Argument for what? I have no need to prove to you that classified documents remained classified whether or not they've been leaked.
Do you expect the US gov't to suddenly open up SIPRNET to everyone, you know, only the parts that been compromised? Otherwise, I mean, they're just "censoring" and "sticking their head in the sand", and any other parroted phrase around here.
Another day, and another set of keyboard commando's complaining they could do a better job at gov't work...then back over to Newser for a few hours...and top it off with a handful of Cheetos. Ah, the life of a critic is great.
Goodwin's Law? Oh, you mean Godwin's Law. Wow, just a recursive loop of ad hom attacks, huh? Next time if a poster himself (me) notes the argument was ad Hitlerum, isn't your mispelled point pretty much moot?
With a complete lack of humility, you quote these sources as if they hold the complete truth, but lessons from the past and simple reason shows us that the whole set of facts rarely makes an appearance in daily life.
Yet one point does remain, the actus reus came when this man willfully pushed a button under the assumption he was going to kill people. You can argue all you'd like about how unfair it is for him, but I don't see the ACLU jumping in anytime soon, but I'm open to be proven wrong.
I appreciate the article, and I'd like to not continue arguing.
Salon.com leans very much to the left. It is what it is, and I'm definitely not the first to say this. And I'm sorry, but trying to harvest this type of skewed information without the prejudice of American politics in the forefront of your mind is like reading Mein Kampf for it's redemptive purposes.
I know it's reductio ad Hitlerum, but I feel the point still comes across.
No matter how much evidence piles up, you'll just look the other way and whine about how the USG is killing freedom...meanwhile the FBI is tracking down folks who are more than willing to push a button to kill you.
You're completely disregarding the fact that circumstantial evidence carries any weight - I don't give a shit about the legal definition.
Given the tone of the responses above, I suspect everyone is very much satisfied with the verdict of OJ Simpson trial (criminal, not civil). What bloody gloves? What reckless pursuit down the freeway with a bloodied SUV? Aw, thats's just circumstantial.
Moreover, the fact that a man, who had ties to an "alleged" terrorist recruiter, pushed a button under the assumption he would mass murder people, is not enough evidence for you.

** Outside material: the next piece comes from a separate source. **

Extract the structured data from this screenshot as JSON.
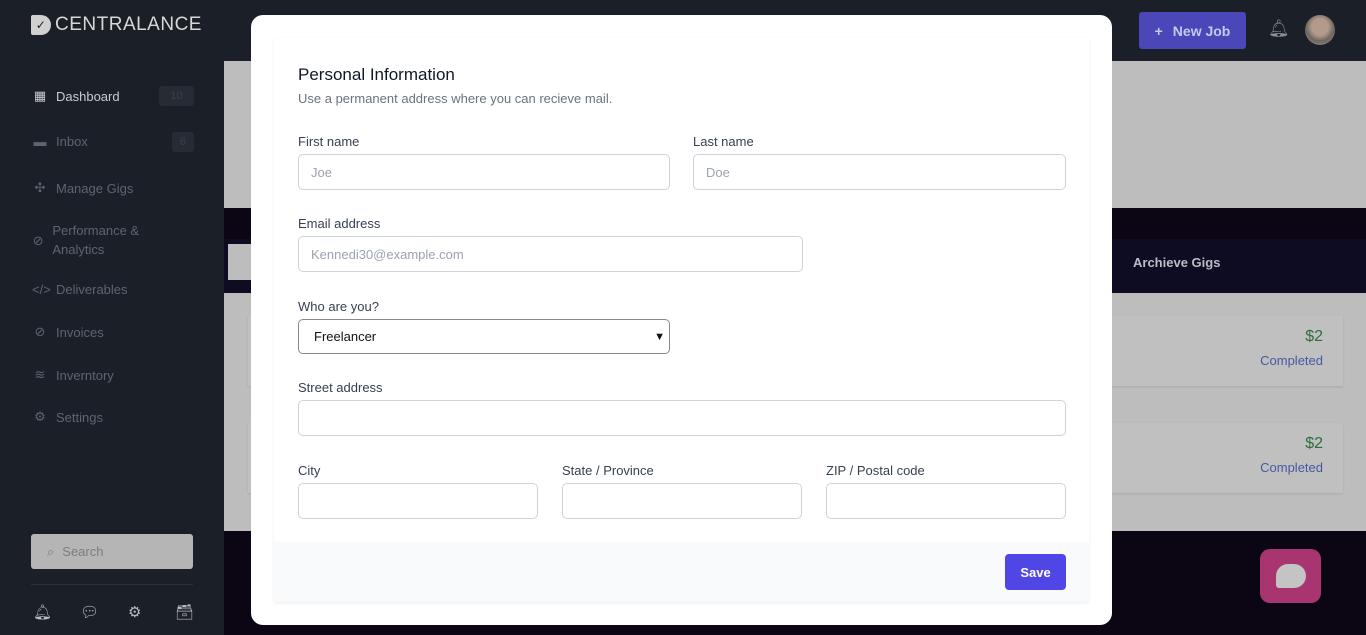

A few weeks back, we wrote about the FBI celebrating that they stopped a terrorist plot that appeared to have been mostly planned by the FBI itself -- basically encouraging one guy, who had no actual terrorist connections, to think he was a part of a terrorist plot where none actually existed... and then arresting the guy.
I'm still in shocking disbelief that you find it acceptable to trivialize attempted mass murder in such a way. Your description of the story is disingenuous at best, and completely misleading at worst.
No terrorist connections? Here's an excerpt from the link you yourself referenced:
"The F.B.I.ís surveillance started in August 2009 after agents intercepted his e-mails with a man he had met in Oregon who had returned to the Middle East, according to a law enforcement official who described the man as a recruiter for terrorism"
Does whatever law enforcement believe nullify your view? Do you not agree he had connections to a terrorist recruiter? What information do you have to support that theory?
"Ok, if "the law is the law," then why didn't the Librarian of Congress also block the other sites offering up these documents?"
So which is it Mike: if they block access from just the Library of Congress, and leave other sites accessible, it's called denial - and if they actually did block access to those sites from within the Library of Congress you'd complain it was censorship.
I'm starting to think you really can't be satisfied with anything.